### PROBLEM REQUIREMENTS
This exercise asks for every line of the material that includes the word "JSON".

+--

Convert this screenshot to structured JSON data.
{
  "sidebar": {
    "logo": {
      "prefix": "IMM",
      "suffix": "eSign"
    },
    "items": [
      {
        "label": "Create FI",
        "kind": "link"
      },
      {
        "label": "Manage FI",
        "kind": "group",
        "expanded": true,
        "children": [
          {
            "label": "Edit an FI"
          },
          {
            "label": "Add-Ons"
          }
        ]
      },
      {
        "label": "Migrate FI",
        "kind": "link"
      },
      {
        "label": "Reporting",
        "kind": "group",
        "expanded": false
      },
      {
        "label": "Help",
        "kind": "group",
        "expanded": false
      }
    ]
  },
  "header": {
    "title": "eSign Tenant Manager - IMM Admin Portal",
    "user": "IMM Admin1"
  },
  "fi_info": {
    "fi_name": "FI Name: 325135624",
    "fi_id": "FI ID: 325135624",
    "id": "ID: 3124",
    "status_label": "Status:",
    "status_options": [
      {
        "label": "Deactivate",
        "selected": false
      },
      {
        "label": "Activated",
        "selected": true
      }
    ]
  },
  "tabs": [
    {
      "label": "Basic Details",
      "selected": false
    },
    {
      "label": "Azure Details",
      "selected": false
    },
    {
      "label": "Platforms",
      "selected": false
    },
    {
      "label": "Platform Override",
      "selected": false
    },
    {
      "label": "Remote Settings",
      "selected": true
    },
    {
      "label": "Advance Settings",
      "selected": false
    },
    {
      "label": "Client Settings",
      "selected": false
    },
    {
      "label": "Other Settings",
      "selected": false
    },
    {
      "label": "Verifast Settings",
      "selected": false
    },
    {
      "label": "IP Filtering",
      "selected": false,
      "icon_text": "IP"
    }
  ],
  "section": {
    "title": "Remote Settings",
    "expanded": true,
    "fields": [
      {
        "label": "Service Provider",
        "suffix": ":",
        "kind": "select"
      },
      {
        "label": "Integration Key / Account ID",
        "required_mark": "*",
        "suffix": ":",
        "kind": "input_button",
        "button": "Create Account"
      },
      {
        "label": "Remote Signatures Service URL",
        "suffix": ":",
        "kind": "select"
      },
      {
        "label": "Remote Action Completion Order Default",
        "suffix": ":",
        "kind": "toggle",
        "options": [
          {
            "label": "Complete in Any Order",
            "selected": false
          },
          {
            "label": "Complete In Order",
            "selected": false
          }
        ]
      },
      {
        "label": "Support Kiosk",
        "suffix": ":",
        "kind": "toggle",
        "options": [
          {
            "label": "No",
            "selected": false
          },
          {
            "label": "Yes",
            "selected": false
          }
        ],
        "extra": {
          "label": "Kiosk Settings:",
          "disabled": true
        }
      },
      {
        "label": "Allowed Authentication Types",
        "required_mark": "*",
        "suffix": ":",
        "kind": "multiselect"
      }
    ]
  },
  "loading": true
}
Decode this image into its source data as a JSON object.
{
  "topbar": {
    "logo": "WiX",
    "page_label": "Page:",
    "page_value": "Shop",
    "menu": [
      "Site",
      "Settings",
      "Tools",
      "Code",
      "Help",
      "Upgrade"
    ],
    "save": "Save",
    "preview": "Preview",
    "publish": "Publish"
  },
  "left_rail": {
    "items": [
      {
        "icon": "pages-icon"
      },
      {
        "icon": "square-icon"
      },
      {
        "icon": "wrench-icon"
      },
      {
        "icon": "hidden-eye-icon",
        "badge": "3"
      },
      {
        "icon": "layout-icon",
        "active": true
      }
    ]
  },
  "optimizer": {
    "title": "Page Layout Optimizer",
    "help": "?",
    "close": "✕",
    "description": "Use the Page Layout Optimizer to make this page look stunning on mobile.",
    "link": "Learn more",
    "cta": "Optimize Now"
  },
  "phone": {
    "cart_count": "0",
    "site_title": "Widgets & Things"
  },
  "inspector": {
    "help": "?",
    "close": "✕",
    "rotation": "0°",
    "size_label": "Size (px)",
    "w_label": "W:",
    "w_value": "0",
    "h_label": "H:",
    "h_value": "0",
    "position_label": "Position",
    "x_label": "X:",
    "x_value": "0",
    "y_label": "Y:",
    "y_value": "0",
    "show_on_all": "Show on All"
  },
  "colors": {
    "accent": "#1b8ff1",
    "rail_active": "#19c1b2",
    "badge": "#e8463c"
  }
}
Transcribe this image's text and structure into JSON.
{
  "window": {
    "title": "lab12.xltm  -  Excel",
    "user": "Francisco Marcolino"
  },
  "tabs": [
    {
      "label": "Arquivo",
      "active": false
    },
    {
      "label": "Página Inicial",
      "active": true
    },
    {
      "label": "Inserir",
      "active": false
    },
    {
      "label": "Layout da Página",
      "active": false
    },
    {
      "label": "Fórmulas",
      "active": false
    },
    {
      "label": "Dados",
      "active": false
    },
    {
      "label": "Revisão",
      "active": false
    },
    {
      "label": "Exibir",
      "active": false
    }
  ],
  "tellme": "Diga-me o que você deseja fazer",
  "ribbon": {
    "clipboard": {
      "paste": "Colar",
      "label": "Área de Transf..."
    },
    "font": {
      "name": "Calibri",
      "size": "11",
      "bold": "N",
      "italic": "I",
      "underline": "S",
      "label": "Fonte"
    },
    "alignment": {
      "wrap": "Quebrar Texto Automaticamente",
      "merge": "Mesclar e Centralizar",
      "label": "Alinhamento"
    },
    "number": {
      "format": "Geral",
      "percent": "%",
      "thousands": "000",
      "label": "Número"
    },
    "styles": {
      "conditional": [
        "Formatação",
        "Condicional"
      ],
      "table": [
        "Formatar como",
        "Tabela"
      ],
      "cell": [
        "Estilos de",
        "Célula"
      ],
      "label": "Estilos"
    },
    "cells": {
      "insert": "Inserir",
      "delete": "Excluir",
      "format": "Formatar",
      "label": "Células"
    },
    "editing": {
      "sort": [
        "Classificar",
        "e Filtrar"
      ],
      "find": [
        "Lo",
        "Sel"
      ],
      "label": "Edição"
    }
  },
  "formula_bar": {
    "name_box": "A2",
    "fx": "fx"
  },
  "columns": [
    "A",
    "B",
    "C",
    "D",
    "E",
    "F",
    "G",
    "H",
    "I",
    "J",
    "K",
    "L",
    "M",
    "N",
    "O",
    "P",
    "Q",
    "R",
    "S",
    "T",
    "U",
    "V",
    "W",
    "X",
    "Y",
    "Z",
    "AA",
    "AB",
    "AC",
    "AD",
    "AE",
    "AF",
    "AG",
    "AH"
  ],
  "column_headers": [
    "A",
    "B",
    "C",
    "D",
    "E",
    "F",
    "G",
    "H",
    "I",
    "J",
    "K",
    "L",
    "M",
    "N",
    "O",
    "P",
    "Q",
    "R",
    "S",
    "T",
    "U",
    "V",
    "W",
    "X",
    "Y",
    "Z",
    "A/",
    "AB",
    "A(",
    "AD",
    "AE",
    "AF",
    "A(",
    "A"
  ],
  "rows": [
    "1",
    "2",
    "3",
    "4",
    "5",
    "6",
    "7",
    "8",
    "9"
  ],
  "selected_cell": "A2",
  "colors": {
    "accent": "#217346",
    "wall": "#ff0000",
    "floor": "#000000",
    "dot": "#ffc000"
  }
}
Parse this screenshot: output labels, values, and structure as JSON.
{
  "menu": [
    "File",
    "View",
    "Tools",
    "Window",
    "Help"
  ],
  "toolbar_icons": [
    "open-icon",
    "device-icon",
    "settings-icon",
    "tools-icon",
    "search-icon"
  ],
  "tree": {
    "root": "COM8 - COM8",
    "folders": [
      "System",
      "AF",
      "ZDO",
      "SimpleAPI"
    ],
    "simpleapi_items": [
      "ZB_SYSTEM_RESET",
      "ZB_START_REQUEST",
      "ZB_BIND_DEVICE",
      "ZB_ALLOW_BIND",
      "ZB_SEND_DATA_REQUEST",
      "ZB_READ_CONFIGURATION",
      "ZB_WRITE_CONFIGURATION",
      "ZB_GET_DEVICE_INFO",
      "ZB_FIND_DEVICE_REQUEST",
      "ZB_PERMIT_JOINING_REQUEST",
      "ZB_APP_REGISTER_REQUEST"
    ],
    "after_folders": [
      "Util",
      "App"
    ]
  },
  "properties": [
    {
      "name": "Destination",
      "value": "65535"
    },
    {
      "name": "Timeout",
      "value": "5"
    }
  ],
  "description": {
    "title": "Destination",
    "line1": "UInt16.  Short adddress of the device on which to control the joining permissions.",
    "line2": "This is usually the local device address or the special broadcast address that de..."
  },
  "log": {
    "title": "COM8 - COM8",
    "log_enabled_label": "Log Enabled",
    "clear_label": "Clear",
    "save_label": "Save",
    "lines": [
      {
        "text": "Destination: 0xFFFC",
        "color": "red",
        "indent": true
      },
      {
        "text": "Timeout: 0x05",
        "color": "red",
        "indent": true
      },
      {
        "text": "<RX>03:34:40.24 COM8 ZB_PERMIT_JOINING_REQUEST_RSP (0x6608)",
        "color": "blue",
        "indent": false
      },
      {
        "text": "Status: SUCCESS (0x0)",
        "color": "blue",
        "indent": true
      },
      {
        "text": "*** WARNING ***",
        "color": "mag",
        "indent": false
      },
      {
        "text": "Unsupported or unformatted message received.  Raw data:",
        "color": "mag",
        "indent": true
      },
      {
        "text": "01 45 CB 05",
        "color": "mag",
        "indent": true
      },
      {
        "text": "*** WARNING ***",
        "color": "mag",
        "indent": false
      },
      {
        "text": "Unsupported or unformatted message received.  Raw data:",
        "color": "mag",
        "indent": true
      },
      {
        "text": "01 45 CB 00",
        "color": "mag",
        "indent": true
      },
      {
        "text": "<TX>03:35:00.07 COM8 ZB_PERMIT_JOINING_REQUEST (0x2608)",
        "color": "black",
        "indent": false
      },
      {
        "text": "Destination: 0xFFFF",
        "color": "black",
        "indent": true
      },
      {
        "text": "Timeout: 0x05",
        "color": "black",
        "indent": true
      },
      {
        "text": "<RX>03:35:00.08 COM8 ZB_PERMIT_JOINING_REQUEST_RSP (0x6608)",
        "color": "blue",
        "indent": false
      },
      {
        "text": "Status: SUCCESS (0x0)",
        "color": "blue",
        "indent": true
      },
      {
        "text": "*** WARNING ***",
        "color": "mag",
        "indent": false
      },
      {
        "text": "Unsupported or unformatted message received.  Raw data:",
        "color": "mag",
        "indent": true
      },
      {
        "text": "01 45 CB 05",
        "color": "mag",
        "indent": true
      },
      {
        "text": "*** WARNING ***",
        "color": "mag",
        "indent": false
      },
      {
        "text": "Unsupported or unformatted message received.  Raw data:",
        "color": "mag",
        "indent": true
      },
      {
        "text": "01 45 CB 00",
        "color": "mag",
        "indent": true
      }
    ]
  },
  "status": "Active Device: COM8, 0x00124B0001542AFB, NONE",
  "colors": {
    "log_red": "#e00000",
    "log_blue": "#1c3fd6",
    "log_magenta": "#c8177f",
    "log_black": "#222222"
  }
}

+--

### THE COMPLETED TASK
Convert this screenshot to structured JSON data.
Decode this image into its source data as a JSON object.
Transcribe this image's text and structure into JSON.
Parse this screenshot: output labels, values, and structure as JSON.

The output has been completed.